Women’s (ice) hockey has come a long way in a short space of time.
It wasn’t until 1990 that the first IIHF World Women’s Championship took place in Ottawa with Canada winning the inaugural event.
In 1992 Women’s Ice Hockey was accepted as an Olympic discipline with the first tournament played in Nagano 1998.
That’s just twenty-five years of competitive international hockey with Sochi 2014 just the fifth Olympic games to host Women’s hockey.
As is normal with a new sport introduced internationally there was dominance and it took until 2006 for a North American country defeat to suffer defeat to a European counterpart, when Sweden beat the USA via a shootout in the semi-finals of the Olympics in Turin.
During these current Olympics games, I believe we’ve once more seen an improvement in the Women’s game and it’s becoming so much more competitive.
If I can take you back to the 2010 Olympics in Vancouver for a second to compare.
Canada and the United States both won their three group games and outscored their opponents by 73-3.
The rest of the games in the group weren’t overly competitive with just a pair of games, both involving China, decided by a solitary goal.
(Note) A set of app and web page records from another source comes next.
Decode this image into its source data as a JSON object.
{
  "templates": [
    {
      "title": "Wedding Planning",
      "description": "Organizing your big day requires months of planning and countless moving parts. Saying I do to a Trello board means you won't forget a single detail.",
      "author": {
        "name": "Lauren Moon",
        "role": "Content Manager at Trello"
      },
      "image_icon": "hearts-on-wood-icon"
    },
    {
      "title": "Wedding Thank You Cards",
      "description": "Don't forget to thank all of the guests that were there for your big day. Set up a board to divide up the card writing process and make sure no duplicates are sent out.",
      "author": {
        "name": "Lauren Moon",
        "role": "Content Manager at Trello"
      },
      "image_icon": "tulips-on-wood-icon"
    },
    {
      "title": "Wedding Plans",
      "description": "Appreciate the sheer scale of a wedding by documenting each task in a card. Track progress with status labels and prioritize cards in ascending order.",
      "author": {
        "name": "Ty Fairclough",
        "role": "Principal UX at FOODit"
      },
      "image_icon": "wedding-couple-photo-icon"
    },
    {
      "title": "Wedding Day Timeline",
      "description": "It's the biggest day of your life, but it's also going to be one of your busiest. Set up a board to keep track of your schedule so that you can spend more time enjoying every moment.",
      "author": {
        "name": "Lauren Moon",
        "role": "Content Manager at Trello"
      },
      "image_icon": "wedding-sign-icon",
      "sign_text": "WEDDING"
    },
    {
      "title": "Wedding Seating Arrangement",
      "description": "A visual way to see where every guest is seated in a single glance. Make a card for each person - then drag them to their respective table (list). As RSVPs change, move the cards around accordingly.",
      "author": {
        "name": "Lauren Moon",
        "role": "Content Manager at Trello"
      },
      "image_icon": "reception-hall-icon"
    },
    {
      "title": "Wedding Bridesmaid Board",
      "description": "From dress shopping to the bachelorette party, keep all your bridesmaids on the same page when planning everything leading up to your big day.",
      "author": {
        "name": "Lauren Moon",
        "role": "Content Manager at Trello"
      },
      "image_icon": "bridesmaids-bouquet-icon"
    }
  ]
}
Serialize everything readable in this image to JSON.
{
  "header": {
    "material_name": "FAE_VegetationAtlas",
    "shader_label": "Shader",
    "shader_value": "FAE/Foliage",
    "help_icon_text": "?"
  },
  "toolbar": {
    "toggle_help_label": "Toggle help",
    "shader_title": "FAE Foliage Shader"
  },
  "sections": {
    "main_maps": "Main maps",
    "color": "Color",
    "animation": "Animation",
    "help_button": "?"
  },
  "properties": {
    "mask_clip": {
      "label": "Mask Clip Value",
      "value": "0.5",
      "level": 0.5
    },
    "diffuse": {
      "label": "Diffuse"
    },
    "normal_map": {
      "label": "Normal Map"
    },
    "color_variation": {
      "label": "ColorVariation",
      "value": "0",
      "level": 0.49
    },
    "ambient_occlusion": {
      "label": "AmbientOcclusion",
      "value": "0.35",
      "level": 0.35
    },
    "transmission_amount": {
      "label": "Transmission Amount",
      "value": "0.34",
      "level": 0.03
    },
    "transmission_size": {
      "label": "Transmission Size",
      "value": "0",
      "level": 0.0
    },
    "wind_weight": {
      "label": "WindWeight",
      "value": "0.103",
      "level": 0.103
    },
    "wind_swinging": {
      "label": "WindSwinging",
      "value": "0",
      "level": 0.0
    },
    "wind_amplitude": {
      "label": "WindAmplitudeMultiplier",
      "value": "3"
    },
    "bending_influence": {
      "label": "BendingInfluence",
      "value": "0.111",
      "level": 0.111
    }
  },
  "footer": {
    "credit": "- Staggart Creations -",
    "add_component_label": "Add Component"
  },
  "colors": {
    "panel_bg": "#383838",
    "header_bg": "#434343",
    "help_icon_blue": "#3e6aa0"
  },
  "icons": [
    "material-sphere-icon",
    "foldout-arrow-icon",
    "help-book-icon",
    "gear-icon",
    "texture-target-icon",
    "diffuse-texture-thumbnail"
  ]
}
In Canada’s group, no game was closer than three goals between the sides.
This was a trend that continued up until the medal games where Sweden and Finland fought out an exciting game that ended with the latter winning in overtime, and as we know Canada beat the USA 2-0 in the final for a Canadian double gold in hockey.
Even in the final pre-qualification tournament for Sochi there was a lot of close competition with only a pair of blowouts, both by scores of 5-0.
Of the twelve games played, half were decided by a solitary goal, whilst another three games had just two goals between the competing countries.
In these 2014 games, we’ve seen some incredibly exciting Women’s hockey games with some tremendous performances.
Japan have endeared themselves to the casual fan with hard work and endeavour, and whilst they lost all three games they came close to getting at least a point on two occasions and perhaps had a video review been called they might have even claimed a victory!
Of the twelve group games, 50% were close, with four one goal games and two decided by a pair of goals.
Canada may have defeated Finland by a score line of 3-0 but the Finn’s made Canada wait until the 50th minute to open the scoring as they frustrated their more illustrious opponents.
Switzerland succumbed to two heavy defeats from USA and Canada (9-0 and 5-0) but they responded well to run Finland close in their final game, going down by a score of 4-3.
The quarter finals were both intriguing games with Sweden just getting the better of Finland 4-2, whilst Switzerland with excellent goaltending from Schelling, blanked the hosts Russia 2-0.
Two of the four classification games were decided by a single goal whilst the legend that is Noora Raty (more on her later) recorded a shootout in a 4-0 win, in what she says will be her last game in women’s hockey.
The USA semi-final against Sweden may not have been competitive but the tournament favourites stepped up their game and it was like watching the old American basketball dream team, who crushed everyone in their path with so much offensive talent.
Canada would ease past Switzerland in what seemed an easier game than the 3-1 score line would suggest and we are left with another North American contest for the Gold once more and it promises to be a belter.
Some would say it’s boring having the same teams contesting the Gold yet again.
Well if we go back to the Men’s early Olympic Games it was no different.
Canada won six of the first seven whilst the one they didn’t win was won by a GB team packed with Canadian ex- pats.
The Soviet Union then went on to win seven of the next nine with USA winning on the two occasions the Soviets failed to.
Did anyone say those years were boring or uncompetitive?
The Women’s game has come a long way but still has much more work to do.
There is no professional league and that has to happen to take their game to the next level and therefore make teams far more competitive.
As I mentioned before, Noora Raty has played her last game in Women’s hockey and announced her retirement from International hockey.
She is just 24 years of age.
Raty will try out for a Men’s team as she endeavours to play professional hockey but the drag of trying to earn a living while training and playing in Women’s hockey has become too much for her to bear.
Why shouldn’t a talented net minder like her, be able to earn a living in the game she loves?
I will post her “retirement” letter at the foot of this article.
The focus on moving the game forward should look no further than current Switzerland young starlet Alina Muller.
At 15 years old, she is the third youngest hockey player to have competed in the Olympic games.
I’d never seen her play before these Olympic but she looks the part and you would have no clue as to her tender age.
Normally Muller plays with the boys and competes in the second-tier U17 league with EHC Winterthur and according to an interview she recently gave, she play’s on the top two lines.
It probably isn’t at the fore front of her mind right now but what does the future hold for her hockey career in the next ten years?
To encourage more women to keep playing the game there needs to be an end goal for the talented players to play professional once they are done with education.
As good as the Canadian Women’s hockey leagues are in talent, they essentially are just amateur’s with basic costs covered and games only played at weekend’s. These ladies still have to find a way to earn a living while playing and training.
I’ll leave you with Raty’s announcement as food for thought but also as a reminder to enjoy what an entertaining and competitive sport Women’s ice hockey is becoming across the world and not just North America.